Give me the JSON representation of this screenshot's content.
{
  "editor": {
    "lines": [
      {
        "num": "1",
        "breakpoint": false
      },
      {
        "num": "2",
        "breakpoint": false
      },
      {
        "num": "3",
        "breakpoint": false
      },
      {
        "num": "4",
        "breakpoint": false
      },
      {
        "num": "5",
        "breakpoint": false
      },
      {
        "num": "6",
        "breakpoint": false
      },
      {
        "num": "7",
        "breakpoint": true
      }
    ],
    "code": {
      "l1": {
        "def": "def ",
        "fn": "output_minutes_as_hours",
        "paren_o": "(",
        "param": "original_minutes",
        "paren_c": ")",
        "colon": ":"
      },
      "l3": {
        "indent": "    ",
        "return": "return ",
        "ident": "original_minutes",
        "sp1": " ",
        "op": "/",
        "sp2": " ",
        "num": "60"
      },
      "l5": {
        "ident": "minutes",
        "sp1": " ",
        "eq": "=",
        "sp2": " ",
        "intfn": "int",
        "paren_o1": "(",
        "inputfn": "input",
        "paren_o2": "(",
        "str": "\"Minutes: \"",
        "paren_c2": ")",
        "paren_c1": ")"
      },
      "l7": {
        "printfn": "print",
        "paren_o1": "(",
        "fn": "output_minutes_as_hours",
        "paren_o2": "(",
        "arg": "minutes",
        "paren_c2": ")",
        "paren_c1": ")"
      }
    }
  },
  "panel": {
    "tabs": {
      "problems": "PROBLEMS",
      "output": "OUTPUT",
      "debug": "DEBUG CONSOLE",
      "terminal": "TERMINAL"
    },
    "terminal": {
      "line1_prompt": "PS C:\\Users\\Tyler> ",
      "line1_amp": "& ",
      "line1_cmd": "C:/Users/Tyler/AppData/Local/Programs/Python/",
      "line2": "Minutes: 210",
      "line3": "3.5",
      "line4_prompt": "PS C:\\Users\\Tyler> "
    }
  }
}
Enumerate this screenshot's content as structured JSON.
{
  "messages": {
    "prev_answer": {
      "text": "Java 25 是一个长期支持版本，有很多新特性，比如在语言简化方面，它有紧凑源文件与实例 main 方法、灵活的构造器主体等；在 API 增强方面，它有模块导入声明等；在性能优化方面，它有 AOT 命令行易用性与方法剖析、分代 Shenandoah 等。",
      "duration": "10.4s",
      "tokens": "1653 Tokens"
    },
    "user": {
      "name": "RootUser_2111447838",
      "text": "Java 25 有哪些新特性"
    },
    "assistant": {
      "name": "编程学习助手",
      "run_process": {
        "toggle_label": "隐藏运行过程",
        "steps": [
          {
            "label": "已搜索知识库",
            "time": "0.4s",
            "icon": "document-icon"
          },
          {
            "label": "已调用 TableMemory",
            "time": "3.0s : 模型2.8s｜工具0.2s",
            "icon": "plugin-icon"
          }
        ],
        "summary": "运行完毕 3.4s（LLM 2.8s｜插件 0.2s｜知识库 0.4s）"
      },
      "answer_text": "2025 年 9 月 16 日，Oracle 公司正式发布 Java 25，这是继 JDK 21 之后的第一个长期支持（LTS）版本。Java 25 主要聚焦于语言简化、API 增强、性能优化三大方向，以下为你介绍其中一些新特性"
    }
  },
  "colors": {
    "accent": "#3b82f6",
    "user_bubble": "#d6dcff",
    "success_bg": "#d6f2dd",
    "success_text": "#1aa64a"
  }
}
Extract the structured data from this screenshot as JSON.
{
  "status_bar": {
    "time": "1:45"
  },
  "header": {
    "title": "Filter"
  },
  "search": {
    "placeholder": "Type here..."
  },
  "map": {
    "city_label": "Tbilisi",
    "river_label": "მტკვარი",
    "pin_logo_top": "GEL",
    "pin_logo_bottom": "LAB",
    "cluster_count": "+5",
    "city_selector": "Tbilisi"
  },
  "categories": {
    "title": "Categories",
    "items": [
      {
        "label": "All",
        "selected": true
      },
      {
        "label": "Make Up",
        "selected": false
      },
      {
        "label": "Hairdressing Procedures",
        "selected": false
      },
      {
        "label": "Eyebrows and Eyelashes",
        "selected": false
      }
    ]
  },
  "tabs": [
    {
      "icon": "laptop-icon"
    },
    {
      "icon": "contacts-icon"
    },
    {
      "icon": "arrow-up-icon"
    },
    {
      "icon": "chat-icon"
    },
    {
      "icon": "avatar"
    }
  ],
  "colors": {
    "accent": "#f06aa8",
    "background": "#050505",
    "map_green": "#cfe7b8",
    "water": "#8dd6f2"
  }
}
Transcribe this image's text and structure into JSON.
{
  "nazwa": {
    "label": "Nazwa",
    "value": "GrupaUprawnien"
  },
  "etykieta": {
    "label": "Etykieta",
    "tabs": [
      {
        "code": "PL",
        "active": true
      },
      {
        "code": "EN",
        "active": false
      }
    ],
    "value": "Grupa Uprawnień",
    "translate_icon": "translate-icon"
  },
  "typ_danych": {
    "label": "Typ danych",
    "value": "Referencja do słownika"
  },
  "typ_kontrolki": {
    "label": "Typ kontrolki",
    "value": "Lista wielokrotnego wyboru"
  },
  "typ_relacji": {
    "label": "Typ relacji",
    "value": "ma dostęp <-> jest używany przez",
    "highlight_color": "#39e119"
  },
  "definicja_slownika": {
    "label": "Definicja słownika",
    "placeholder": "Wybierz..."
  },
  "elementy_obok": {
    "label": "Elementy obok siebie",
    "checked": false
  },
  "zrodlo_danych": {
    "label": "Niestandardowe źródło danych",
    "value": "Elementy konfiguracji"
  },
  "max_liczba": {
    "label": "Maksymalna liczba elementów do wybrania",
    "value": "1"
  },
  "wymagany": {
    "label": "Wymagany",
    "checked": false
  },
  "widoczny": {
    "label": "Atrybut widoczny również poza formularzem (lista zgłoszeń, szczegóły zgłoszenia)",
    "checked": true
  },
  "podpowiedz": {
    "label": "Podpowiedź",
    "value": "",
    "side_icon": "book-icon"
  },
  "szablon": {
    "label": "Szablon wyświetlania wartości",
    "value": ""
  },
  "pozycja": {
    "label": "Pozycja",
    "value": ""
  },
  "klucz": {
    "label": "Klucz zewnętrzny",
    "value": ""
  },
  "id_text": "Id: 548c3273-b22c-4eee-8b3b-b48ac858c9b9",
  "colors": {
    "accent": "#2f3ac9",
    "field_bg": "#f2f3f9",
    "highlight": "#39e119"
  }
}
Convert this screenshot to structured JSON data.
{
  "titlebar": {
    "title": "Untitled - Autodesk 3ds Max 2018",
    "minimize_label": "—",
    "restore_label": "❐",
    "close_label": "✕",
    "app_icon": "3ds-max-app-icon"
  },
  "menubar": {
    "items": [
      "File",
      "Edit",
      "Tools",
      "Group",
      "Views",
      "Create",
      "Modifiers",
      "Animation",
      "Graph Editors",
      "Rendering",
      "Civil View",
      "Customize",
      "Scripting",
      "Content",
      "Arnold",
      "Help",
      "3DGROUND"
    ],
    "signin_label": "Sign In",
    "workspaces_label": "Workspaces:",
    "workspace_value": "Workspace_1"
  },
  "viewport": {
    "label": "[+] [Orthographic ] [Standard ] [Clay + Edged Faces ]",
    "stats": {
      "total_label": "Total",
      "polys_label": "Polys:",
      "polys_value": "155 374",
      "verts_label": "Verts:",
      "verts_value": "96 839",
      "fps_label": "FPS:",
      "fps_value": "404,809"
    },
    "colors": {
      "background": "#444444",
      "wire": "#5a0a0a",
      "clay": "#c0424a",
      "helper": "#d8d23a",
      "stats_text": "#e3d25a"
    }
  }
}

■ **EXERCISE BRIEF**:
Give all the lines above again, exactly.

■ **SOLUTION TO THIS EXERCISE**:
Give me the JSON representation of this screenshot's content.
{
  "editor": {
    "lines": [
      {
        "num": "1",
        "breakpoint": false
      },
      {
        "num": "2",
        "breakpoint": false
      },
      {
        "num": "3",
        "breakpoint": false
      },
      {
        "num": "4",
        "breakpoint": false
      },
      {
        "num": "5",
        "breakpoint": false
      },
      {
        "num": "6",
        "breakpoint": false
      },
      {
        "num": "7",
        "breakpoint": true
      }
    ],
    "code": {
      "l1": {
        "def": "def ",
        "fn": "output_minutes_as_hours",
        "paren_o": "(",
        "param": "original_minutes",
        "paren_c": ")",
        "colon": ":"
      },
      "l3": {
        "indent": "    ",
        "return": "return ",
        "ident": "original_minutes",
        "sp1": " ",
        "op": "/",
        "sp2": " ",
        "num": "60"
      },
      "l5": {
        "ident": "minutes",
        "sp1": " ",
        "eq": "=",
        "sp2": " ",
        "intfn": "int",
        "paren_o1": "(",
        "inputfn": "input",
        "paren_o2": "(",
        "str": "\"Minutes: \"",
        "paren_c2": ")",
        "paren_c1": ")"
      },
      "l7": {
        "printfn": "print",
        "paren_o1": "(",
        "fn": "output_minutes_as_hours",
        "paren_o2": "(",
        "arg": "minutes",
        "paren_c2": ")",
        "paren_c1": ")"
      }
    }
  },
  "panel": {
    "tabs": {
      "problems": "PROBLEMS",
      "output": "OUTPUT",
      "debug": "DEBUG CONSOLE",
      "terminal": "TERMINAL"
    },
    "terminal": {
      "line1_prompt": "PS C:\\Users\\Tyler> ",
      "line1_amp": "& ",
      "line1_cmd": "C:/Users/Tyler/AppData/Local/Programs/Python/",
      "line2": "Minutes: 210",
      "line3": "3.5",
      "line4_prompt": "PS C:\\Users\\Tyler> "
    }
  }
}
Enumerate this screenshot's content as structured JSON.
{
  "messages": {
    "prev_answer": {
      "text": "Java 25 是一个长期支持版本，有很多新特性，比如在语言简化方面，它有紧凑源文件与实例 main 方法、灵活的构造器主体等；在 API 增强方面，它有模块导入声明等；在性能优化方面，它有 AOT 命令行易用性与方法剖析、分代 Shenandoah 等。",
      "duration": "10.4s",
      "tokens": "1653 Tokens"
    },
    "user": {
      "name": "RootUser_2111447838",
      "text": "Java 25 有哪些新特性"
    },
    "assistant": {
      "name": "编程学习助手",
      "run_process": {
        "toggle_label": "隐藏运行过程",
        "steps": [
          {
            "label": "已搜索知识库",
            "time": "0.4s",
            "icon": "document-icon"
          },
          {
            "label": "已调用 TableMemory",
            "time": "3.0s : 模型2.8s｜工具0.2s",
            "icon": "plugin-icon"
          }
        ],
        "summary": "运行完毕 3.4s（LLM 2.8s｜插件 0.2s｜知识库 0.4s）"
      },
      "answer_text": "2025 年 9 月 16 日，Oracle 公司正式发布 Java 25，这是继 JDK 21 之后的第一个长期支持（LTS）版本。Java 25 主要聚焦于语言简化、API 增强、性能优化三大方向，以下为你介绍其中一些新特性"
    }
  },
  "colors": {
    "accent": "#3b82f6",
    "user_bubble": "#d6dcff",
    "success_bg": "#d6f2dd",
    "success_text": "#1aa64a"
  }
}
Extract the structured data from this screenshot as JSON.
{
  "status_bar": {
    "time": "1:45"
  },
  "header": {
    "title": "Filter"
  },
  "search": {
    "placeholder": "Type here..."
  },
  "map": {
    "city_label": "Tbilisi",
    "river_label": "მტკვარი",
    "pin_logo_top": "GEL",
    "pin_logo_bottom": "LAB",
    "cluster_count": "+5",
    "city_selector": "Tbilisi"
  },
  "categories": {
    "title": "Categories",
    "items": [
      {
        "label": "All",
        "selected": true
      },
      {
        "label": "Make Up",
        "selected": false
      },
      {
        "label": "Hairdressing Procedures",
        "selected": false
      },
      {
        "label": "Eyebrows and Eyelashes",
        "selected": false
      }
    ]
  },
  "tabs": [
    {
      "icon": "laptop-icon"
    },
    {
      "icon": "contacts-icon"
    },
    {
      "icon": "arrow-up-icon"
    },
    {
      "icon": "chat-icon"
    },
    {
      "icon": "avatar"
    }
  ],
  "colors": {
    "accent": "#f06aa8",
    "background": "#050505",
    "map_green": "#cfe7b8",
    "water": "#8dd6f2"
  }
}
Transcribe this image's text and structure into JSON.
{
  "nazwa": {
    "label": "Nazwa",
    "value": "GrupaUprawnien"
  },
  "etykieta": {
    "label": "Etykieta",
    "tabs": [
      {
        "code": "PL",
        "active": true
      },
      {
        "code": "EN",
        "active": false
      }
    ],
    "value": "Grupa Uprawnień",
    "translate_icon": "translate-icon"
  },
  "typ_danych": {
    "label": "Typ danych",
    "value": "Referencja do słownika"
  },
  "typ_kontrolki": {
    "label": "Typ kontrolki",
    "value": "Lista wielokrotnego wyboru"
  },
  "typ_relacji": {
    "label": "Typ relacji",
    "value": "ma dostęp <-> jest używany przez",
    "highlight_color": "#39e119"
  },
  "definicja_slownika": {
    "label": "Definicja słownika",
    "placeholder": "Wybierz..."
  },
  "elementy_obok": {
    "label": "Elementy obok siebie",
    "checked": false
  },
  "zrodlo_danych": {
    "label": "Niestandardowe źródło danych",
    "value": "Elementy konfiguracji"
  },
  "max_liczba": {
    "label": "Maksymalna liczba elementów do wybrania",
    "value": "1"
  },
  "wymagany": {
    "label": "Wymagany",
    "checked": false
  },
  "widoczny": {
    "label": "Atrybut widoczny również poza formularzem (lista zgłoszeń, szczegóły zgłoszenia)",
    "checked": true
  },
  "podpowiedz": {
    "label": "Podpowiedź",
    "value": "",
    "side_icon": "book-icon"
  },
  "szablon": {
    "label": "Szablon wyświetlania wartości",
    "value": ""
  },
  "pozycja": {
    "label": "Pozycja",
    "value": ""
  },
  "klucz": {
    "label": "Klucz zewnętrzny",
    "value": ""
  },
  "id_text": "Id: 548c3273-b22c-4eee-8b3b-b48ac858c9b9",
  "colors": {
    "accent": "#2f3ac9",
    "field_bg": "#f2f3f9",
    "highlight": "#39e119"
  }
}
Convert this screenshot to structured JSON data.
{
  "titlebar": {
    "title": "Untitled - Autodesk 3ds Max 2018",
    "minimize_label": "—",
    "restore_label": "❐",
    "close_label": "✕",
    "app_icon": "3ds-max-app-icon"
  },
  "menubar": {
    "items": [
      "File",
      "Edit",
      "Tools",
      "Group",
      "Views",
      "Create",
      "Modifiers",
      "Animation",
      "Graph Editors",
      "Rendering",
      "Civil View",
      "Customize",
      "Scripting",
      "Content",
      "Arnold",
      "Help",
      "3DGROUND"
    ],
    "signin_label": "Sign In",
    "workspaces_label": "Workspaces:",
    "workspace_value": "Workspace_1"
  },
  "viewport": {
    "label": "[+] [Orthographic ] [Standard ] [Clay + Edged Faces ]",
    "stats": {
      "total_label": "Total",
      "polys_label": "Polys:",
      "polys_value": "155 374",
      "verts_label": "Verts:",
      "verts_value": "96 839",
      "fps_label": "FPS:",
      "fps_value": "404,809"
    },
    "colors": {
      "background": "#444444",
      "wire": "#5a0a0a",
      "clay": "#c0424a",
      "helper": "#d8d23a",
      "stats_text": "#e3d25a"
    }
  }
}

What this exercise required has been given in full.